According to WHO, 19 million people die each year from cardiometabolic diseases. Cardiometabolic diseases include cardiovascular diseases like coronary heart disease, cerebrovascular disease, and conditions like metabolic syndrome and type 2 Diabetes mellitus.
The several risk factors for cardiometabolic diseases include smoking, diabetes, hypertension, physical inactivity, obesity, and an unhealthy diet. According to a 2010 study, an unhealthy diet including sugar-sweetened beverages increases the risk of obesity, type 2 diabetes mellitus, and cardiovascular disease.
A recently published paper in the Journal of Endocrine Society by Dr. Essop et al examined 36 studies to find the relationship between the intake of sugar-sweetened beverages (such as juice and soda) and the risk of metabolic syndrome, diabetes, and hypertension.
Metabolic syndrome includes excess fat around the waist, hypertension, high blood glucose, and high cholesterol.
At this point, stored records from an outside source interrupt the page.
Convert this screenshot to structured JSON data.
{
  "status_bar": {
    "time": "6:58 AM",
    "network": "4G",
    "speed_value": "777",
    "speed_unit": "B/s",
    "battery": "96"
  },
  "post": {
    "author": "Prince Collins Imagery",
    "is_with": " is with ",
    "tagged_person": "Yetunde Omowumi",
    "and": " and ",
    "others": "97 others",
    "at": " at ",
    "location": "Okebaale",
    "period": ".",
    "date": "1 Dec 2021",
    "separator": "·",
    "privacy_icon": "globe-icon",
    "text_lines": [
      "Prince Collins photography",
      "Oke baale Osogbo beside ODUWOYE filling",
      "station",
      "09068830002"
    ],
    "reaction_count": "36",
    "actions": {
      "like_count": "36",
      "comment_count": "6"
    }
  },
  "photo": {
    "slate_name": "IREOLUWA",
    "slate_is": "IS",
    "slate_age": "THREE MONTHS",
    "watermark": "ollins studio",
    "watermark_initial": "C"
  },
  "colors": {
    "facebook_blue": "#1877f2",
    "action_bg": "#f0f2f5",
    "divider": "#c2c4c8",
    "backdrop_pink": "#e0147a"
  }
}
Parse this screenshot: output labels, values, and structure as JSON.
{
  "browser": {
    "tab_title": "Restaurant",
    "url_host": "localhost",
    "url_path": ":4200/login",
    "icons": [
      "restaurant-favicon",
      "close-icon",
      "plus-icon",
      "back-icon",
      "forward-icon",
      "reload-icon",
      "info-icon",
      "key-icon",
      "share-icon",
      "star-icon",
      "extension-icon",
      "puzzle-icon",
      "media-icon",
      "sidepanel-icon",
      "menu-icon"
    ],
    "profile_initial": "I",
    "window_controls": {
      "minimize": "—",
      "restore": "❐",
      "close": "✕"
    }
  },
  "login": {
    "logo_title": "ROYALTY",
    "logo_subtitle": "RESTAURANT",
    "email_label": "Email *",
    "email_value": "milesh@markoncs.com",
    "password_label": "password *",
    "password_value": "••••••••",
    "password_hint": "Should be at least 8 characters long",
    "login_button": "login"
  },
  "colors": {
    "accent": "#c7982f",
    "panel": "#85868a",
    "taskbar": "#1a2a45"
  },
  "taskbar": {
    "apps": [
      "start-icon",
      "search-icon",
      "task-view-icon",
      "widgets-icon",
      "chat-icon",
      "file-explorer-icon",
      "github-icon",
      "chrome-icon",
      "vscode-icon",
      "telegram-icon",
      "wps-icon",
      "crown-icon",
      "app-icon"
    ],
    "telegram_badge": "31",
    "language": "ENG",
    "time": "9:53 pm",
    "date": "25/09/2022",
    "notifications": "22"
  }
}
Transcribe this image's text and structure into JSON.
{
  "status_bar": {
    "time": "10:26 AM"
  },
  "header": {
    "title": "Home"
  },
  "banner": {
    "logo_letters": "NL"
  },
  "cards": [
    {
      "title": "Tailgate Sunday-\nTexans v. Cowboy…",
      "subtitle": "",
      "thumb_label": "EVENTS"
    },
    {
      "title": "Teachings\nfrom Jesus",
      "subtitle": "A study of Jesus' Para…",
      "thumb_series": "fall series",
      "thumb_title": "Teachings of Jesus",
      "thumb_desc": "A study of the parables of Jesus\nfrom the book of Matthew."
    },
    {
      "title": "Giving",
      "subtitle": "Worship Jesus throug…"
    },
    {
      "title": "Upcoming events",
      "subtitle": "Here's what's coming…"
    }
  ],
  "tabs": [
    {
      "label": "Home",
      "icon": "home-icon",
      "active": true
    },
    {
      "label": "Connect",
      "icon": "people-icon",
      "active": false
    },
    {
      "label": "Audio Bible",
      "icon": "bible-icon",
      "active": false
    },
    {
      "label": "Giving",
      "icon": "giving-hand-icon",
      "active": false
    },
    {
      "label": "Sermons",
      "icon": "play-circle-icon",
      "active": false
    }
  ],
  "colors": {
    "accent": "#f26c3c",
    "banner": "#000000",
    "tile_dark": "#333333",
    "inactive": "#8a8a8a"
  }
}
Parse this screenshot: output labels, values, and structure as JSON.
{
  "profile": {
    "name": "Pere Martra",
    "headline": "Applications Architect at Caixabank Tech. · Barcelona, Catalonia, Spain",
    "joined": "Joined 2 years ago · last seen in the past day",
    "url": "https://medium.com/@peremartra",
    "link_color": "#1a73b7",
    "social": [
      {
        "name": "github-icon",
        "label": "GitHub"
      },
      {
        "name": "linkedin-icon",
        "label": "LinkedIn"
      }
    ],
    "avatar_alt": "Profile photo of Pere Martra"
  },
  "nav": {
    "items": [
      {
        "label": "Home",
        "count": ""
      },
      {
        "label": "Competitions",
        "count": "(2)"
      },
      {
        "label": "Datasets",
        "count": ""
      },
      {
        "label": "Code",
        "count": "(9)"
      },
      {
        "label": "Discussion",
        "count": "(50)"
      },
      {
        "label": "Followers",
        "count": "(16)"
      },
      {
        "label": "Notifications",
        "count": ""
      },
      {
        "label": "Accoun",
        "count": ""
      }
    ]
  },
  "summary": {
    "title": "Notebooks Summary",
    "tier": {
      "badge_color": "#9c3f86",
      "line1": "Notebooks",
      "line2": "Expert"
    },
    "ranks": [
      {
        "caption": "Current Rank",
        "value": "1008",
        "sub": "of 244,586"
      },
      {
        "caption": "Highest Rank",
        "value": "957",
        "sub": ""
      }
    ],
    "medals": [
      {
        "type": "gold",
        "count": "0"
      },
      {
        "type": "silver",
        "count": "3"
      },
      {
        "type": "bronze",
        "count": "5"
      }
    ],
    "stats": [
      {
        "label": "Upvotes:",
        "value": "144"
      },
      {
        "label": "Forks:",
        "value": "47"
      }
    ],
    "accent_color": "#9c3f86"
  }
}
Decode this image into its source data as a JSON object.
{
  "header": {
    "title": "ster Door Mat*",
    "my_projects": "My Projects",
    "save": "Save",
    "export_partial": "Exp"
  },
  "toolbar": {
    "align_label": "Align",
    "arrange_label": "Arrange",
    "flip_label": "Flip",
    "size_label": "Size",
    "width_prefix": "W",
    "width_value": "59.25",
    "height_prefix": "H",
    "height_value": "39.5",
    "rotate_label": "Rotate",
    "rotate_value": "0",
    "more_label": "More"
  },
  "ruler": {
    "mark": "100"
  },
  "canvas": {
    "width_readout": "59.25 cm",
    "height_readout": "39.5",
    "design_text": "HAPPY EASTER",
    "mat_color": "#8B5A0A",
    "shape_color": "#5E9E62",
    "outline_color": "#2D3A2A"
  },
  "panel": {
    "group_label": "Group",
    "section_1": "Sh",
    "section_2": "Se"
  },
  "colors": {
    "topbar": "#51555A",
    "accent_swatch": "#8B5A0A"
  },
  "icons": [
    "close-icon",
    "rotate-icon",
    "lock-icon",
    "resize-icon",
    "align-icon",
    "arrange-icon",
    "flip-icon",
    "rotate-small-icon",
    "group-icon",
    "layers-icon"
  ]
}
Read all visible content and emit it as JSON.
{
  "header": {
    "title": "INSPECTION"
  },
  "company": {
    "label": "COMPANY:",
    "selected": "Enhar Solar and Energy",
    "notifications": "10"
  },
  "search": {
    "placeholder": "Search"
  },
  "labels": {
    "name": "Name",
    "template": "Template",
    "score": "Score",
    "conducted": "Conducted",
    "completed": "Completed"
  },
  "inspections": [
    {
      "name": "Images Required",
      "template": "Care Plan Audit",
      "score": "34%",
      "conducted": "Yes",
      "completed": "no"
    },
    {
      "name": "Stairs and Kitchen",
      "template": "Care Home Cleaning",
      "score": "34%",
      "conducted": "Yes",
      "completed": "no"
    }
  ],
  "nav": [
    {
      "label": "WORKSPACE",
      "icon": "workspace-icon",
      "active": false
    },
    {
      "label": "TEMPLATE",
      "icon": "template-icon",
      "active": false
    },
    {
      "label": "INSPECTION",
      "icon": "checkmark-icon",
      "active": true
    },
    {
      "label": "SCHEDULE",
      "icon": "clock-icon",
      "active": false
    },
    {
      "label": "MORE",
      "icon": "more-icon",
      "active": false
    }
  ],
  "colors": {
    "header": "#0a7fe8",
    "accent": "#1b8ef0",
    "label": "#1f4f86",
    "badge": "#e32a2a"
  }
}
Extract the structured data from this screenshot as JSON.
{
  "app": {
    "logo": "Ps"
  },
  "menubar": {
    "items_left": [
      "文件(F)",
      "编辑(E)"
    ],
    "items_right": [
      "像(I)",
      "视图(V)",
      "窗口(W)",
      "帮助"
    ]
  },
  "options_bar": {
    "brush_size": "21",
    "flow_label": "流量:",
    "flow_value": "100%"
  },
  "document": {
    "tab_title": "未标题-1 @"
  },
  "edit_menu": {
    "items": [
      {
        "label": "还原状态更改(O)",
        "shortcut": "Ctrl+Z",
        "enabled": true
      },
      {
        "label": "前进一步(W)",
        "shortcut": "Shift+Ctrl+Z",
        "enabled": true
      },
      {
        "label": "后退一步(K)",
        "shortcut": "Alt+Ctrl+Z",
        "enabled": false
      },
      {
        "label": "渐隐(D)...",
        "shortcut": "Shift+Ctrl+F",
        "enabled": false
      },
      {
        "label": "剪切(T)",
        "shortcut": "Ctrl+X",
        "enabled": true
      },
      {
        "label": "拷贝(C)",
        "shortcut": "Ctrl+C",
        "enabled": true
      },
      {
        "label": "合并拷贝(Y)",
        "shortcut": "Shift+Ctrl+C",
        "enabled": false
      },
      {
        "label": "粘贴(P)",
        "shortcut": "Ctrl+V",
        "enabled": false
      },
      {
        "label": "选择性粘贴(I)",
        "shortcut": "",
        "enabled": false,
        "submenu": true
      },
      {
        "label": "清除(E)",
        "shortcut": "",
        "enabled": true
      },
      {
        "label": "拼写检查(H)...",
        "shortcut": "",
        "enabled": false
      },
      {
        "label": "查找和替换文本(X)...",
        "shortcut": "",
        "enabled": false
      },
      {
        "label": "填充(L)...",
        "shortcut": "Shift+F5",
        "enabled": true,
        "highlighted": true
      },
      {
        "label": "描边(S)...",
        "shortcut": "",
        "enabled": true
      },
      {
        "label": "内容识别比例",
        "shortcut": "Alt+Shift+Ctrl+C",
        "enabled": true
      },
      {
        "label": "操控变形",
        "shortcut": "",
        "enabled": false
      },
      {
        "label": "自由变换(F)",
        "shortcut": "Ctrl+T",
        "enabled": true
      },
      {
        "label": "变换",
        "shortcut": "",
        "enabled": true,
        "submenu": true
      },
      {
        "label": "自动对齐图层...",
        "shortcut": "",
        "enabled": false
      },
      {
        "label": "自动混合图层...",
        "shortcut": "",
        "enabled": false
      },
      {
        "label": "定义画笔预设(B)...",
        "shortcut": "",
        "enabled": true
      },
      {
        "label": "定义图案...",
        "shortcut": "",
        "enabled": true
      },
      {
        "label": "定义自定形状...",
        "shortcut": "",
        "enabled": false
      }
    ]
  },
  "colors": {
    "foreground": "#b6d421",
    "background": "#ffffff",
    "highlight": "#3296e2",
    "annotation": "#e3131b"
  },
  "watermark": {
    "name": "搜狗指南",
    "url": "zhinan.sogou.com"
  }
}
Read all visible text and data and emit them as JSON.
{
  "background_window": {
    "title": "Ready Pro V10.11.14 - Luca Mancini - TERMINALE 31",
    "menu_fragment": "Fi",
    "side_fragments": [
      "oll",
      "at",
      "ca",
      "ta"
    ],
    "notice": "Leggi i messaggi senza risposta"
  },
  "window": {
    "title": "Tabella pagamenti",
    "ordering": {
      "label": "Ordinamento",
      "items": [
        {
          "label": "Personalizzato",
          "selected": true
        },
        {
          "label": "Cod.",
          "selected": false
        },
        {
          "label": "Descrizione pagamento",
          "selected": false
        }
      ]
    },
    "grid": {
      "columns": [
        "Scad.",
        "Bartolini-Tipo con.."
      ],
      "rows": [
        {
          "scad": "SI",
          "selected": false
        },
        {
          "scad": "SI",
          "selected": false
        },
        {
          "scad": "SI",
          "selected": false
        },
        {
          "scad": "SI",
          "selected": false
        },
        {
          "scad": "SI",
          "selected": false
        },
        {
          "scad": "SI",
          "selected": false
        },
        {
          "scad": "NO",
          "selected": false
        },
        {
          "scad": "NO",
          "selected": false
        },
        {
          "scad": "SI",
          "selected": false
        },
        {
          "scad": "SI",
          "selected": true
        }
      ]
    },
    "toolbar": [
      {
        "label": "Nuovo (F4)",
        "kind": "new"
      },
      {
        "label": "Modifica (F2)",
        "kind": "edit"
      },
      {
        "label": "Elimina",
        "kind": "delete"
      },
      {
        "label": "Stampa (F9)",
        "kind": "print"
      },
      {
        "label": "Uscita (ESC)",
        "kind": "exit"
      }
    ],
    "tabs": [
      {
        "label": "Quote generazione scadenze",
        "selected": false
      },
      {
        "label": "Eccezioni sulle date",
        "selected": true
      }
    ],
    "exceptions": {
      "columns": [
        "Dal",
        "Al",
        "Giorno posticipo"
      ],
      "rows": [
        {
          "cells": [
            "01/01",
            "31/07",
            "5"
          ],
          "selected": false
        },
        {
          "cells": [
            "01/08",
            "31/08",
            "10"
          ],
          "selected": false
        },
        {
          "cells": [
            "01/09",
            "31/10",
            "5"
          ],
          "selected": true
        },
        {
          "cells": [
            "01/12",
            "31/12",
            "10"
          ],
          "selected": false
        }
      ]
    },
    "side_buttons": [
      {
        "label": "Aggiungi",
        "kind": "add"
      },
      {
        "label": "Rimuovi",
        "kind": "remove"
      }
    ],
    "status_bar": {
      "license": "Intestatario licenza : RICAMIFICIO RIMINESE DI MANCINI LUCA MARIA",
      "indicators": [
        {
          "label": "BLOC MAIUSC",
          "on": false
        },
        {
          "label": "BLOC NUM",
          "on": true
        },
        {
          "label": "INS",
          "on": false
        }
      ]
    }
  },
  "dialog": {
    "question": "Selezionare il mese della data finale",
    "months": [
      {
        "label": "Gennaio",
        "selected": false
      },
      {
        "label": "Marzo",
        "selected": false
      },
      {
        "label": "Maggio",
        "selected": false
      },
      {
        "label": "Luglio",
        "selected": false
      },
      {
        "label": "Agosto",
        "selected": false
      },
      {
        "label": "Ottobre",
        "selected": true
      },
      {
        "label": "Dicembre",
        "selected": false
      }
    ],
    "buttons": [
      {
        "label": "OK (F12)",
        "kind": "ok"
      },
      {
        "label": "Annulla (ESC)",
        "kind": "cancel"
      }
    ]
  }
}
Most of the studies examined in the review showed a relationship between the risk of metabolic syndrome with sugar-sweetened beverages. People who consumed one or more sugary drinks per day were at significantly high risk for metabolic syndrome. This risk is more in women as compared to men. There can be changes in the metabolism of the body leading to increased bad cholesterol (LDL), triglycerides and fasting blood glucose levels. A 2012 NEJM study showed that body weight, body mass index (BMI), waist circumference, waist-to-hip ratio, and body fat percentage increased significantly in the children drinking sugar-containing beverages.
Type 2 diabetes is a medical condition in which the body is not able to metabolize blood glucose properly. Prediabetes is a medical condition in which blood glucose is higher than normal but not as diabetes range. In the review article, 9 studies looked at the risk of diabetes/Prediabetes and the consumption of sugar-sweetened beverages. Some studies showed 40% more risk of developing diabetes with even as little as 2 sugar-sweetened beverages per week. Daily consumption of sugar-sweetened beverages can lead to excessive fat accumulation leading to insulin resistance and the development of diabetes.
Hypertension is high blood pressure in the body and is a significant risk factor for cardiovascular disease. The increased consumption of sugar-sweetened beverages causes inflammation, hypertension, and dyslipidemia. One study of 5100 patients showed a more than 50% increase in systolic and diastolic blood pressure with almost daily use of sugar-sweetened beverages. Another study showed a 74% higher risk of developing hypertension if more than three sugar-sweetened beverages are consumed a day.